[Start of Attachment]

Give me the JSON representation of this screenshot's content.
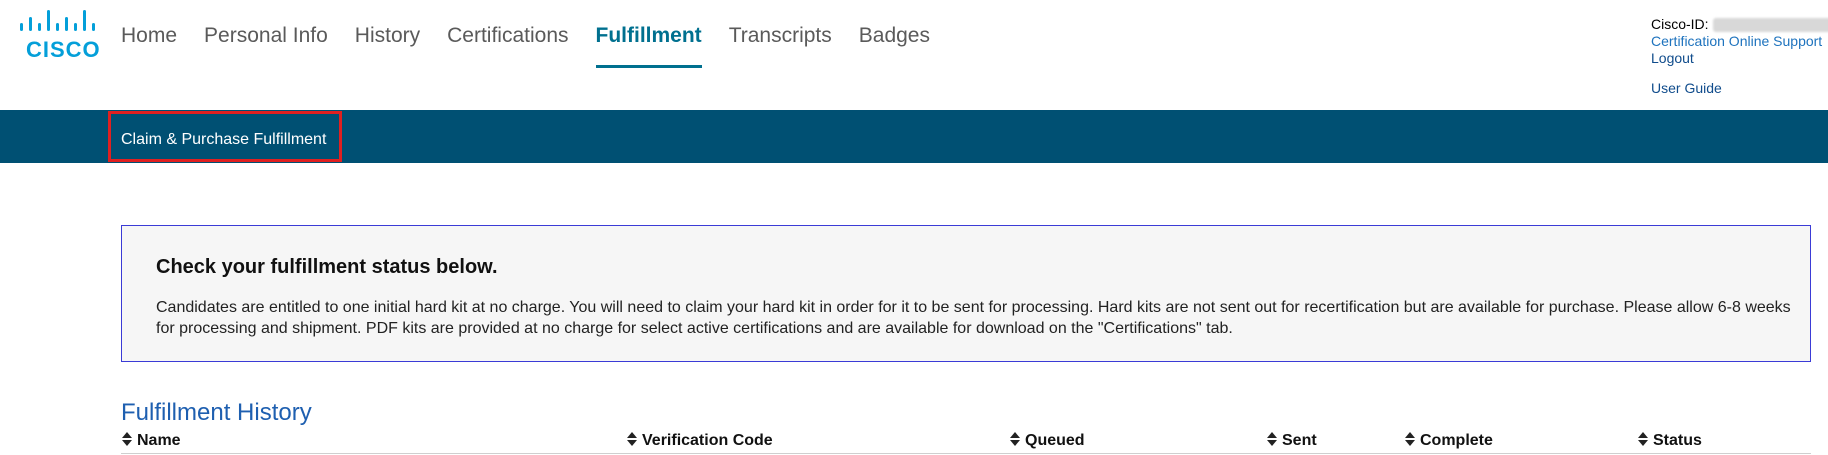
{
  "brand": {
    "logo_text": "CISCO",
    "accent": "#049fd9"
  },
  "nav": {
    "items": [
      {
        "label": "Home",
        "active": false
      },
      {
        "label": "Personal Info",
        "active": false
      },
      {
        "label": "History",
        "active": false
      },
      {
        "label": "Certifications",
        "active": false
      },
      {
        "label": "Fulfillment",
        "active": true
      },
      {
        "label": "Transcripts",
        "active": false
      },
      {
        "label": "Badges",
        "active": false
      }
    ],
    "active_color": "#00708f"
  },
  "account": {
    "id_label": "Cisco-ID:",
    "support_link": "Certification Online Support",
    "logout_link": "Logout",
    "guide_link": "User Guide"
  },
  "subnav": {
    "item_label": "Claim & Purchase Fulfillment",
    "bar_color": "#005073",
    "highlight_color": "#e02020"
  },
  "notice": {
    "heading": "Check your fulfillment status below.",
    "body": "Candidates are entitled to one initial hard kit at no charge. You will need to claim your hard kit in order for it to be sent for processing. Hard kits are not sent out for recertification but are available for purchase. Please allow 6-8 weeks for processing and shipment. PDF kits are provided at no charge for select active certifications and are available for download on the \"Certifications\" tab."
  },
  "history": {
    "title": "Fulfillment History",
    "columns": [
      "Name",
      "Verification Code",
      "Queued",
      "Sent",
      "Complete",
      "Status"
    ]
  }
}
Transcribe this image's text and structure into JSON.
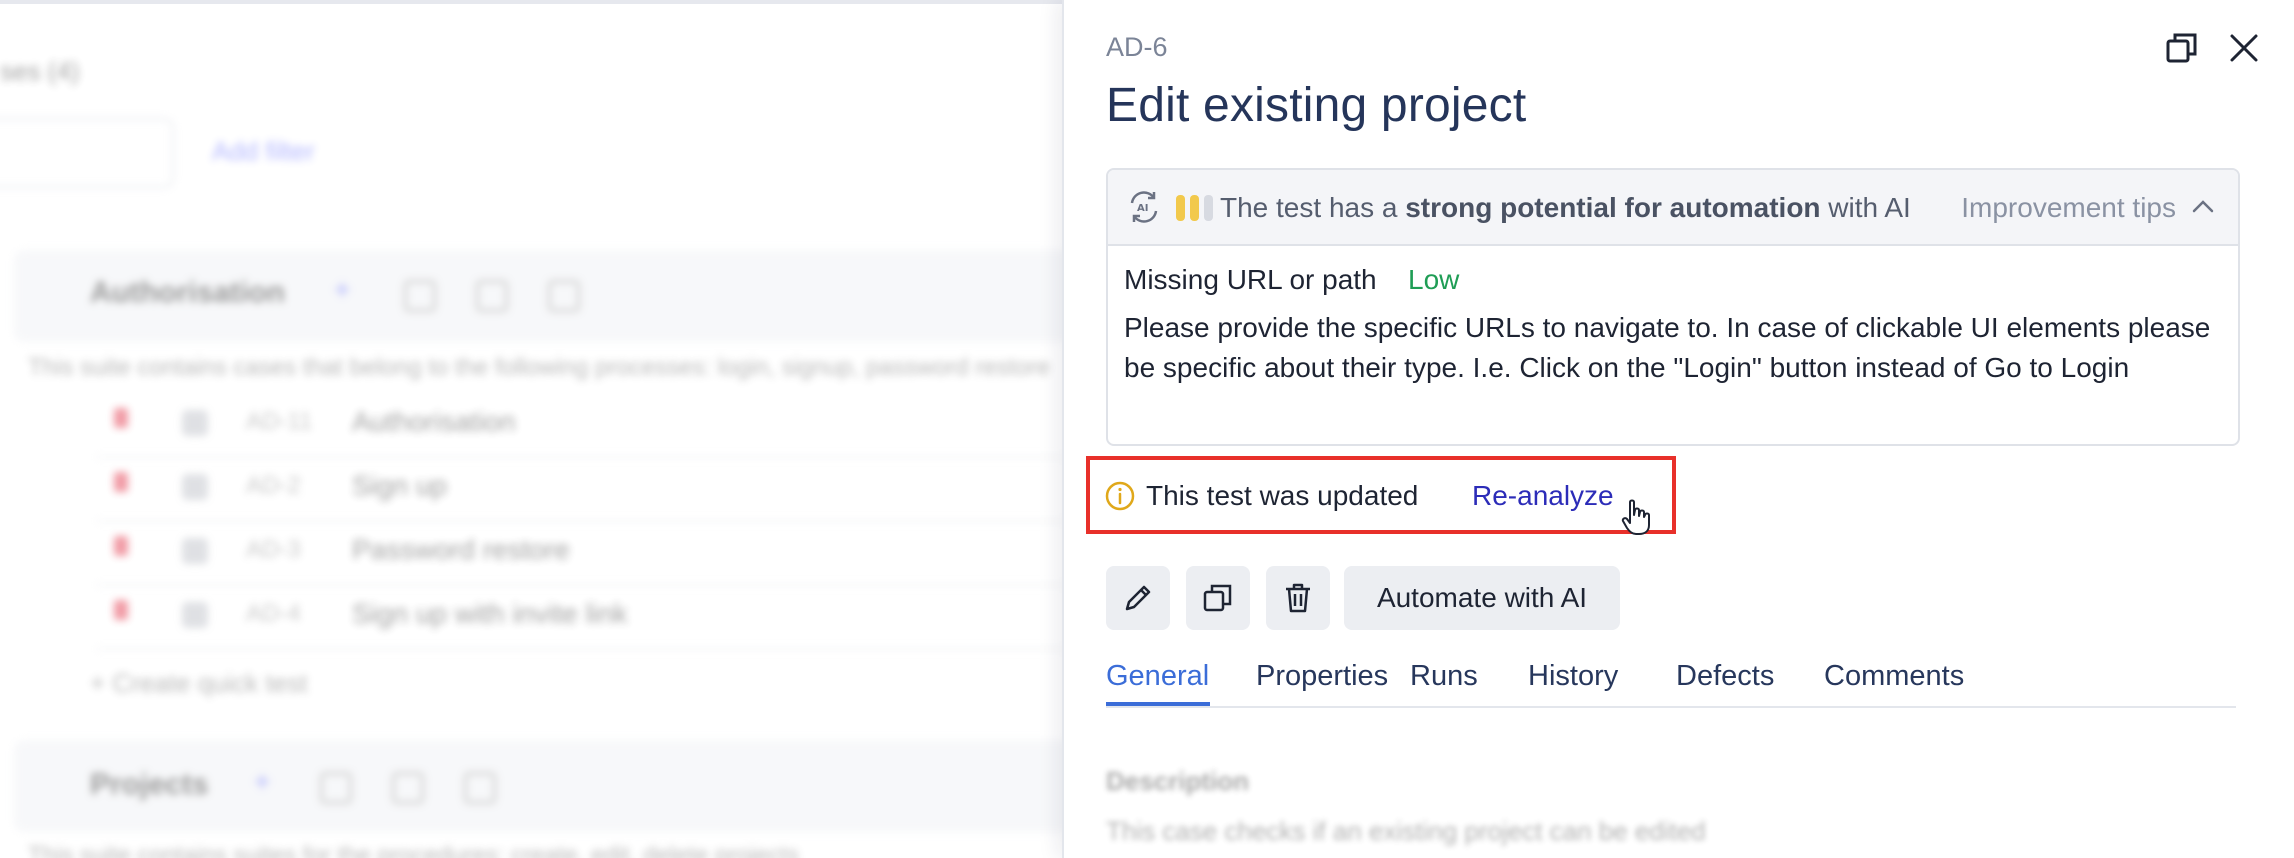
{
  "background": {
    "count_label": "ses (4)",
    "add_filter_label": "Add filter",
    "suites": [
      {
        "title": "Authorisation",
        "description": "This suite contains cases that belong to the following processes: login, signup, password restore",
        "cases": [
          {
            "id": "AD-11",
            "name": "Authorisation"
          },
          {
            "id": "AD-2",
            "name": "Sign up"
          },
          {
            "id": "AD-3",
            "name": "Password restore"
          },
          {
            "id": "AD-4",
            "name": "Sign up with invite link"
          }
        ],
        "quick_test_label": "+ Create quick test"
      },
      {
        "title": "Projects",
        "description": "This suite contains suites for the procedures: create, edit, delete projects"
      }
    ]
  },
  "panel": {
    "test_id": "AD-6",
    "title": "Edit existing project",
    "ai": {
      "text_prefix": "The test has a ",
      "text_bold": "strong potential for automation",
      "text_suffix": " with AI",
      "tips_label": "Improvement tips",
      "bar_colors": [
        "#f2c94c",
        "#f2c94c",
        "#d7dae1"
      ],
      "issue_title": "Missing URL or path",
      "issue_level": "Low",
      "issue_body": "Please provide the specific URLs to navigate to. In case of clickable UI elements please be specific about their type. I.e. Click on the \"Login\" button instead of Go to Login"
    },
    "notice": {
      "text": "This test was updated",
      "action": "Re-analyze"
    },
    "toolbar": {
      "automate_label": "Automate with AI"
    },
    "tabs": [
      "General",
      "Properties",
      "Runs",
      "History",
      "Defects",
      "Comments"
    ],
    "description": {
      "label": "Description",
      "value": "This case checks if an existing project can be edited"
    }
  }
}
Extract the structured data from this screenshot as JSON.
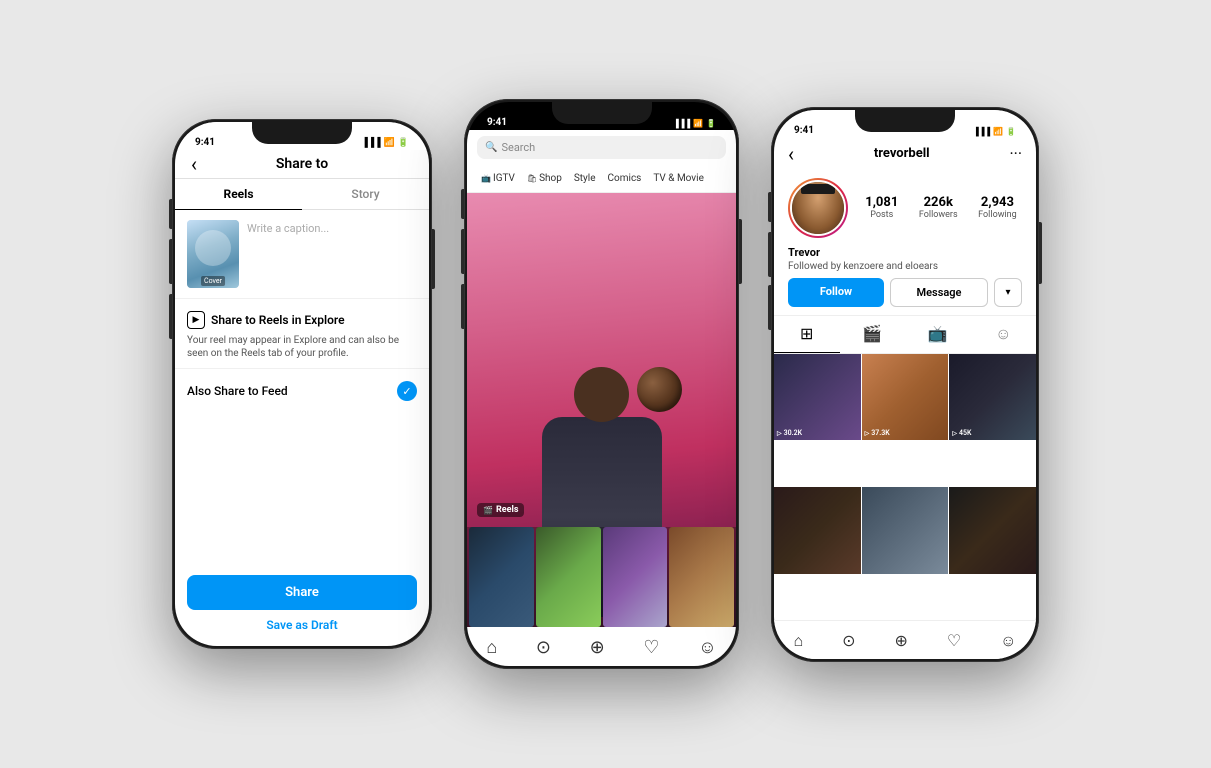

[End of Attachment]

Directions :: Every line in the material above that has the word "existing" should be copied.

Task result ::
    "title": "Edit existing project",
      "value": "This case checks if an existing project can be edited"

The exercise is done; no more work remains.